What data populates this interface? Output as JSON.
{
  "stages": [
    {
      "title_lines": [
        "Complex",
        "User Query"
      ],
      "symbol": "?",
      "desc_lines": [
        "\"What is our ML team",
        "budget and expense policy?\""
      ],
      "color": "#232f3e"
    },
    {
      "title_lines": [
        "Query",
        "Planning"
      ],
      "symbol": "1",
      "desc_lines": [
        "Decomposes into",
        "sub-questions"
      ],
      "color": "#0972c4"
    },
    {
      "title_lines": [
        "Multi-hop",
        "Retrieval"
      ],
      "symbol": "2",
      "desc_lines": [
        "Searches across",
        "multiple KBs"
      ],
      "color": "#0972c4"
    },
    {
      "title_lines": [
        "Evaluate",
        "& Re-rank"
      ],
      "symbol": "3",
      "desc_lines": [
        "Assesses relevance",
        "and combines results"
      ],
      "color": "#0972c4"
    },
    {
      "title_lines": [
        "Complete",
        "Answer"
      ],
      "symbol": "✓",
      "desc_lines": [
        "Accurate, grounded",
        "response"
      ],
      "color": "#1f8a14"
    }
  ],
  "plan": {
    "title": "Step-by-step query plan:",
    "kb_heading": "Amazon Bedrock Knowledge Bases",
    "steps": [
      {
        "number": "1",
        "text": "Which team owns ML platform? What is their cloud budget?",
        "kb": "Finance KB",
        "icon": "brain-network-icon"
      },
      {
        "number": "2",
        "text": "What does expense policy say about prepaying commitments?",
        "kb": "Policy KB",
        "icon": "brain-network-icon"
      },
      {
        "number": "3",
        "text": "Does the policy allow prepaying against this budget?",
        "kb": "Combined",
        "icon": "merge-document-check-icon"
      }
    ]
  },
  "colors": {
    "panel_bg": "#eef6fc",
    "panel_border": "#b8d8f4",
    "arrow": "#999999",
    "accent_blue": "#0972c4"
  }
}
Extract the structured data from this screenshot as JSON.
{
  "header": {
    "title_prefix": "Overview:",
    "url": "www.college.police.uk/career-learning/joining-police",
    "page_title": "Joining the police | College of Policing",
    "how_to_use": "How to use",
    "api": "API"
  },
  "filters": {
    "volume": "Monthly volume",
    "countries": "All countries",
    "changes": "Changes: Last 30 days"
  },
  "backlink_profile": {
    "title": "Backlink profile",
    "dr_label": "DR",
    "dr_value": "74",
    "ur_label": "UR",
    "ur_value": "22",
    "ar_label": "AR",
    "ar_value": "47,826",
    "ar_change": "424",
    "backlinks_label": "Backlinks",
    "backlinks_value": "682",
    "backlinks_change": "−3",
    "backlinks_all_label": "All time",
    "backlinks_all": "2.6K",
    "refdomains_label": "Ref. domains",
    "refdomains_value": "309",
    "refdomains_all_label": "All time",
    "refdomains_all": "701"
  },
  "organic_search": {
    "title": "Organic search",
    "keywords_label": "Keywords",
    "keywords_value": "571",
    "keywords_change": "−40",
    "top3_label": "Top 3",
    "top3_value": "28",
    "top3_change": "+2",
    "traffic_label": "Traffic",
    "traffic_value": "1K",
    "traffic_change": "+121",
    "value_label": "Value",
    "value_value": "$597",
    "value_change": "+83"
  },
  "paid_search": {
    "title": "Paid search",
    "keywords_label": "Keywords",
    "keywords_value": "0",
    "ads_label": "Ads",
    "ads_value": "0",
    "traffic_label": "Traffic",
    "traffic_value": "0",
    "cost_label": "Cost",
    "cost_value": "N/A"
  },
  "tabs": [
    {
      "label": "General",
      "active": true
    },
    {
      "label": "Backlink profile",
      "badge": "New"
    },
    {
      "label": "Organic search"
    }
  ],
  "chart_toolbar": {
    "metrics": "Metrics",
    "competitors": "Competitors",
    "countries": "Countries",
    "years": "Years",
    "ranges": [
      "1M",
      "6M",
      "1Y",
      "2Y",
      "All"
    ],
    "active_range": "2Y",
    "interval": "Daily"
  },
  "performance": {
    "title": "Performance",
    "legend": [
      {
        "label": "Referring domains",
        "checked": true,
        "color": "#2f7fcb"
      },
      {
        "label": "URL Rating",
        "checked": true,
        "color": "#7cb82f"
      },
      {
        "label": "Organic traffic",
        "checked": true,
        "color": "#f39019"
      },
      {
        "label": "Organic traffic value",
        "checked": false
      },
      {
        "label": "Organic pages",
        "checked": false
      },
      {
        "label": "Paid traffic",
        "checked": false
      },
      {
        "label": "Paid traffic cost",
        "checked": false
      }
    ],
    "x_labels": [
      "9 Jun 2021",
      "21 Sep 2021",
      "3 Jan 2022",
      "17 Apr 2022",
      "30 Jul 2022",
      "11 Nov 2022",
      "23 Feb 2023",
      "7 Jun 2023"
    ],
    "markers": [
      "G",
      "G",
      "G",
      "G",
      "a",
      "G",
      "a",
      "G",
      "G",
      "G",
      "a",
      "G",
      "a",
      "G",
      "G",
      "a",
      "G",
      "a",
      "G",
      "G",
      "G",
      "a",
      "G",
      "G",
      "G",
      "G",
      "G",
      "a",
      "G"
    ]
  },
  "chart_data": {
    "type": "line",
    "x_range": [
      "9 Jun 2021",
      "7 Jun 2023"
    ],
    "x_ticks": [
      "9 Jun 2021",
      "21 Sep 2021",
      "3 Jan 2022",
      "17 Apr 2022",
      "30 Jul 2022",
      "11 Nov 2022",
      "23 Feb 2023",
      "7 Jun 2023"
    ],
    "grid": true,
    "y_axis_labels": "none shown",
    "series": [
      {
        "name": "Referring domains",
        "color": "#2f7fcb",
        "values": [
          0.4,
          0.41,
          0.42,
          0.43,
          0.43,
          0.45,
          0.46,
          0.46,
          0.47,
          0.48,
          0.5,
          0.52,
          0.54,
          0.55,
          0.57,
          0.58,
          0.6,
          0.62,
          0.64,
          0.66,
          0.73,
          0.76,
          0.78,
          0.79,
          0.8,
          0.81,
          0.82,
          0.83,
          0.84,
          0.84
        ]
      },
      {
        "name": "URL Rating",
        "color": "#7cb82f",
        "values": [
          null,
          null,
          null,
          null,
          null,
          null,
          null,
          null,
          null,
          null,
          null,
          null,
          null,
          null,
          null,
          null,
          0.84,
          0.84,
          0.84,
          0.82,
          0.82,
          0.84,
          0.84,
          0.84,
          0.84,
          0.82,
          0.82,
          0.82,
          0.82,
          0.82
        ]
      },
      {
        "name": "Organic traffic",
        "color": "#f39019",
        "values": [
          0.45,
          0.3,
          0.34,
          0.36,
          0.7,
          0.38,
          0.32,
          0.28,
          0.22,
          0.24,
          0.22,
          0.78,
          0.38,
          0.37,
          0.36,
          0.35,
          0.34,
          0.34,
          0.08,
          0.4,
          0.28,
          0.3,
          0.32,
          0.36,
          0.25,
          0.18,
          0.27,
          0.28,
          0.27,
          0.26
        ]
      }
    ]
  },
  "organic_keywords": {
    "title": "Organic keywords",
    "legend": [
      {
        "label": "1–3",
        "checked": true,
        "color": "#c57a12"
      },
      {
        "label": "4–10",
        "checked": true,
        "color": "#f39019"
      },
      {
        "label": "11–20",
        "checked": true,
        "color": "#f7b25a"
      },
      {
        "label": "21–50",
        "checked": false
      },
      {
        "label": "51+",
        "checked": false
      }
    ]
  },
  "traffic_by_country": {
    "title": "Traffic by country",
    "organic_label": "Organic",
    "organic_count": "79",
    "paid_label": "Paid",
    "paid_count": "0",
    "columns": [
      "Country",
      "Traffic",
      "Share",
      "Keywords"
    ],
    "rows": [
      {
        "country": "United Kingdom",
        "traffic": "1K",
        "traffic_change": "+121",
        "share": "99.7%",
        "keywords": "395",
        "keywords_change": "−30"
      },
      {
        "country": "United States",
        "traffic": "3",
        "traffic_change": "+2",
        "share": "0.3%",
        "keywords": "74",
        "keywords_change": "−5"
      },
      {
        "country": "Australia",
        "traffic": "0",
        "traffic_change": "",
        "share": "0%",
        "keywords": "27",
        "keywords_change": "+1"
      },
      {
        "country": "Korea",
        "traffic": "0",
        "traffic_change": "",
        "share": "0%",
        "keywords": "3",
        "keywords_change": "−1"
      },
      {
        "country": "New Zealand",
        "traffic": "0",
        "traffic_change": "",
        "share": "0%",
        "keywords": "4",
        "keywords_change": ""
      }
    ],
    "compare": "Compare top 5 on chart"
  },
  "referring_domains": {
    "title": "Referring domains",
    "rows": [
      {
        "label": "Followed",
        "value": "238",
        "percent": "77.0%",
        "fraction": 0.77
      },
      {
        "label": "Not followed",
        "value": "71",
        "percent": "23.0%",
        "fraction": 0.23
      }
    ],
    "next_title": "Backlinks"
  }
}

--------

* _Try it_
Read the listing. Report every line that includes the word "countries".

* _Your response_
    "countries": "All countries",
    "countries": "Countries",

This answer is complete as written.